THE LEGAL PRINCIPLES
I might just add one matter in passing. The case of Thwaite v Thwaite  Fam 1, a decision of the Court of Appeal in a matrimonial finance case, was not referred to in Safin. It is authority for the proposition (see pp. 8-9) that where an order, even made by consent, is still executory “and one of the parties applies to the court to enforce the order, the court may refuse if, in the circumstances prevailing at the time of the application, it would be inequitable to do so”. Reliance for this proposition was placed upon Mullins v Howell (1879) 11 Ch D 763 and Purcell v F C Trigell Ltd 1 QB 358, 366-367. These cases were, of course, all pre-CPR, but the approach may still have a role to play now. If so, it would, in my view, have been a jurisdiction that could have been invoked in this case (see paragraph 14 above).

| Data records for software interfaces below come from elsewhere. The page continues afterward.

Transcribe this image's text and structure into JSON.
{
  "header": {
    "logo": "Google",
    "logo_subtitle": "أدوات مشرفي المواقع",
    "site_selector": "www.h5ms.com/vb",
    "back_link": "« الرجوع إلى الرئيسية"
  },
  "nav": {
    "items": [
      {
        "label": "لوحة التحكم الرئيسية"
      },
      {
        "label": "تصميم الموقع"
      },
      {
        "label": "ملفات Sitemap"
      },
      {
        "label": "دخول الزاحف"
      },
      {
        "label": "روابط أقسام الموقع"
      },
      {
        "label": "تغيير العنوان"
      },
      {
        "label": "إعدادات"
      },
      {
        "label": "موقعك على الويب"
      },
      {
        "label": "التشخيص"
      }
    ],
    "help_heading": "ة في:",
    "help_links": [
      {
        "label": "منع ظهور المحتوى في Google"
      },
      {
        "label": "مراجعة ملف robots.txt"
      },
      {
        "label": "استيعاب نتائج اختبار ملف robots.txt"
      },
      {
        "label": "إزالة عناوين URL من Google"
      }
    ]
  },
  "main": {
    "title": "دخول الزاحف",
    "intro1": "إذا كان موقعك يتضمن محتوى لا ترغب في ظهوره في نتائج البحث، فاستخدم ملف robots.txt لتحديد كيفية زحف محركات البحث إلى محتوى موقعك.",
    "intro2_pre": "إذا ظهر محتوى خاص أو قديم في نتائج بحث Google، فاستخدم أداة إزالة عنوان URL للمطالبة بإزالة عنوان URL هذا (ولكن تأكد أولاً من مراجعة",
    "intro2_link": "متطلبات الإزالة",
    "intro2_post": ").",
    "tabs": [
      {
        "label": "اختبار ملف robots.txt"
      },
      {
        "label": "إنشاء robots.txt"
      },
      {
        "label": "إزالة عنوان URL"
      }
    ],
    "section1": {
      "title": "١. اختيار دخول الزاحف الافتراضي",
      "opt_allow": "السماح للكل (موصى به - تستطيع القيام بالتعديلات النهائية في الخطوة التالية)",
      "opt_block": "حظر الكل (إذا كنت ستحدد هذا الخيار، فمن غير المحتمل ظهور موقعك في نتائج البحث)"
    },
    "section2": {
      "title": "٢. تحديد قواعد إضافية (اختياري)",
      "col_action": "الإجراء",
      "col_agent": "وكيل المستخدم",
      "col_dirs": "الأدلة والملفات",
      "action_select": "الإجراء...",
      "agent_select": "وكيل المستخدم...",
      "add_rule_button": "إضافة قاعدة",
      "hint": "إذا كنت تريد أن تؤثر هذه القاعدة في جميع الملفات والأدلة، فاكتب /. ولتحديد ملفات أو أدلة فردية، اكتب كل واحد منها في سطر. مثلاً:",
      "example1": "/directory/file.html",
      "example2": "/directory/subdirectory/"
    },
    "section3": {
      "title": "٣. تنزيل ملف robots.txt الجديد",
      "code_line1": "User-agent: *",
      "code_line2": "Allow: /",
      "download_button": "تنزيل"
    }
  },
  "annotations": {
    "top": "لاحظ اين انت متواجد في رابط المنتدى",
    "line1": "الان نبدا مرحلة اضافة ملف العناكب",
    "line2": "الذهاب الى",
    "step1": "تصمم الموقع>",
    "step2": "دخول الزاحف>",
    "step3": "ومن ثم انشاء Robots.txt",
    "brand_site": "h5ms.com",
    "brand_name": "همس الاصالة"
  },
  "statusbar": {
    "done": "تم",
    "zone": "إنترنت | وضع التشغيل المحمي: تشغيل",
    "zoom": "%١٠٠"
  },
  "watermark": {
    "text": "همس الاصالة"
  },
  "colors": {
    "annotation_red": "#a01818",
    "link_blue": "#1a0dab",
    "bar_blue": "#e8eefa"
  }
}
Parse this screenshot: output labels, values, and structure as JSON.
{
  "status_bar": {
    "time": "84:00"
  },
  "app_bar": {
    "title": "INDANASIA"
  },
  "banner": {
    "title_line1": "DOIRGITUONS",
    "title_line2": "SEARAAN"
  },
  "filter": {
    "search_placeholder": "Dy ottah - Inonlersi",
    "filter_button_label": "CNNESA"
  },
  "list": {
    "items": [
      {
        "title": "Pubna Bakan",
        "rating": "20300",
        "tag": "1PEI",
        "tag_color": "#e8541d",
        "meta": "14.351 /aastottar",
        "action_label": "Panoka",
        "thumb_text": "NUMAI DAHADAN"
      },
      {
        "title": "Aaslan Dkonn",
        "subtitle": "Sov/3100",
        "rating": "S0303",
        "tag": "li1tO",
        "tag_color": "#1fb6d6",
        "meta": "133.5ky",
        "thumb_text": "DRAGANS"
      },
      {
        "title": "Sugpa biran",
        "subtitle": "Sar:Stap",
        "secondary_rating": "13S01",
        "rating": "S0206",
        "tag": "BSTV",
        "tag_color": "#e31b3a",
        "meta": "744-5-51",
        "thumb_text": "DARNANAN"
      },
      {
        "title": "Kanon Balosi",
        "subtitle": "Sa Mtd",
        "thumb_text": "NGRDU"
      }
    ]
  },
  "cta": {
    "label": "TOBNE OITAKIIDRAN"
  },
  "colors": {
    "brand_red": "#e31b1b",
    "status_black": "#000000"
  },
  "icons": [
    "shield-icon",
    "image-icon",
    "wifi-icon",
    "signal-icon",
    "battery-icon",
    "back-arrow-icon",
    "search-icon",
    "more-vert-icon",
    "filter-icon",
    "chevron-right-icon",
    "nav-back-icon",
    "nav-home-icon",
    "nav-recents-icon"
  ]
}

The Master’s order was for an indefinite stay “pending resolution of the Claimants’ proposed claim for professional negligence against the Defendant” subject to the right to apply to the court in relation to this provision. Given the history, I would myself have been strongly minded to impose a time limit on the stay by reference to an appropriate date for the commencement of the proposed action. However, as Mr Mallalieu has reminded me, this did not form the subject of the appeal and, in any event, should be seen as a case-management decision which could not said to be wrong. With some reluctance, I accept those contentions. The Defendants’ protection in this regard must come from the “liberty to apply” provision.